## [Goal of the exercise]
If a line in the listing below has the string "icon", copy it out.

(Listed records begins)

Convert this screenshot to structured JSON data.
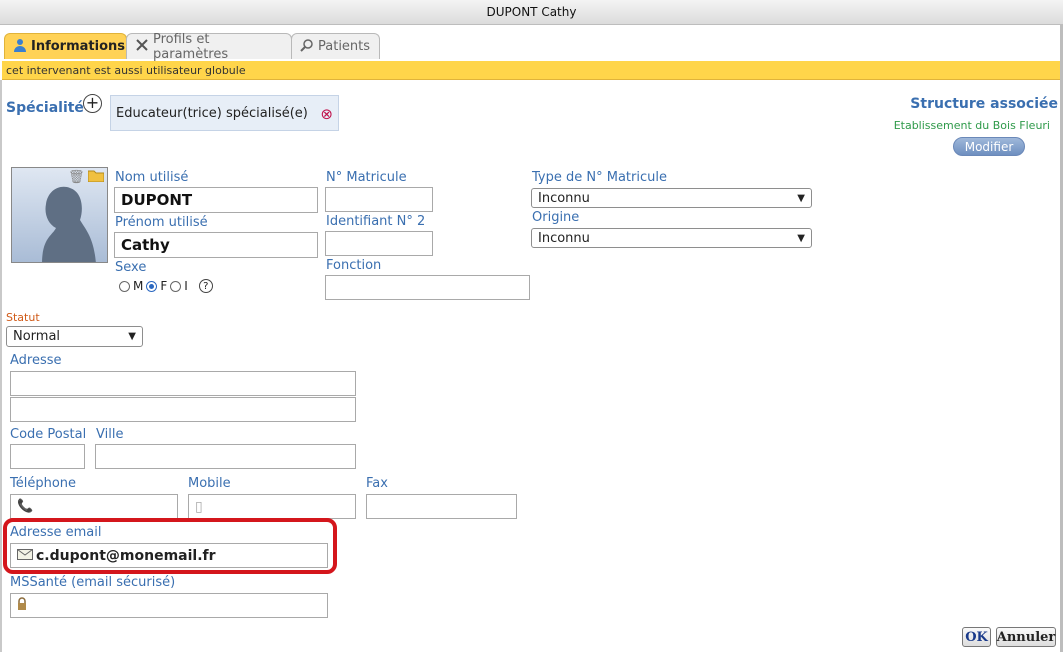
{
  "window": {
    "title": "DUPONT Cathy"
  },
  "tabs": [
    {
      "label": "Informations",
      "icon": "person-icon",
      "active": true
    },
    {
      "label": "Profils et paramètres",
      "icon": "tools-icon",
      "active": false
    },
    {
      "label": "Patients",
      "icon": "search-icon",
      "active": false
    }
  ],
  "banner": {
    "text": "cet intervenant est aussi utilisateur globule"
  },
  "specialite": {
    "label": "Spécialité",
    "value": "Educateur(trice) spécialisé(e)"
  },
  "structure": {
    "title": "Structure associée",
    "etablissement": "Etablissement du Bois Fleuri",
    "modifier_label": "Modifier"
  },
  "identity": {
    "nom_label": "Nom utilisé",
    "nom_value": "DUPONT",
    "prenom_label": "Prénom utilisé",
    "prenom_value": "Cathy",
    "sexe_label": "Sexe",
    "sexe_options": {
      "m": "M",
      "f": "F",
      "i": "I"
    },
    "sexe_selected": "F",
    "help_glyph": "?"
  },
  "matricule": {
    "label": "N° Matricule",
    "value": ""
  },
  "identifiant2": {
    "label": "Identifiant N° 2",
    "value": ""
  },
  "fonction": {
    "label": "Fonction",
    "value": ""
  },
  "type_matricule": {
    "label": "Type de N° Matricule",
    "value": "Inconnu"
  },
  "origine": {
    "label": "Origine",
    "value": "Inconnu"
  },
  "statut": {
    "label": "Statut",
    "value": "Normal"
  },
  "adresse": {
    "label": "Adresse",
    "line1": "",
    "line2": ""
  },
  "code_postal": {
    "label": "Code Postal",
    "value": ""
  },
  "ville": {
    "label": "Ville",
    "value": ""
  },
  "telephone": {
    "label": "Téléphone",
    "value": ""
  },
  "mobile": {
    "label": "Mobile",
    "value": ""
  },
  "fax": {
    "label": "Fax",
    "value": ""
  },
  "email": {
    "label": "Adresse email",
    "value": "c.dupont@monemail.fr"
  },
  "mssante": {
    "label": "MSSanté (email sécurisé)",
    "value": ""
  },
  "footer": {
    "ok_label": "OK",
    "cancel_label": "Annuler"
  },
  "colors": {
    "accent_tab": "#ffd257",
    "label_blue": "#3a6fb0",
    "highlight_red": "#d4161c",
    "statut_orange": "#d05a18"
  }
}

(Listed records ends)

## [Output below]
      "icon": "person-icon",
      "icon": "tools-icon",
      "icon": "search-icon",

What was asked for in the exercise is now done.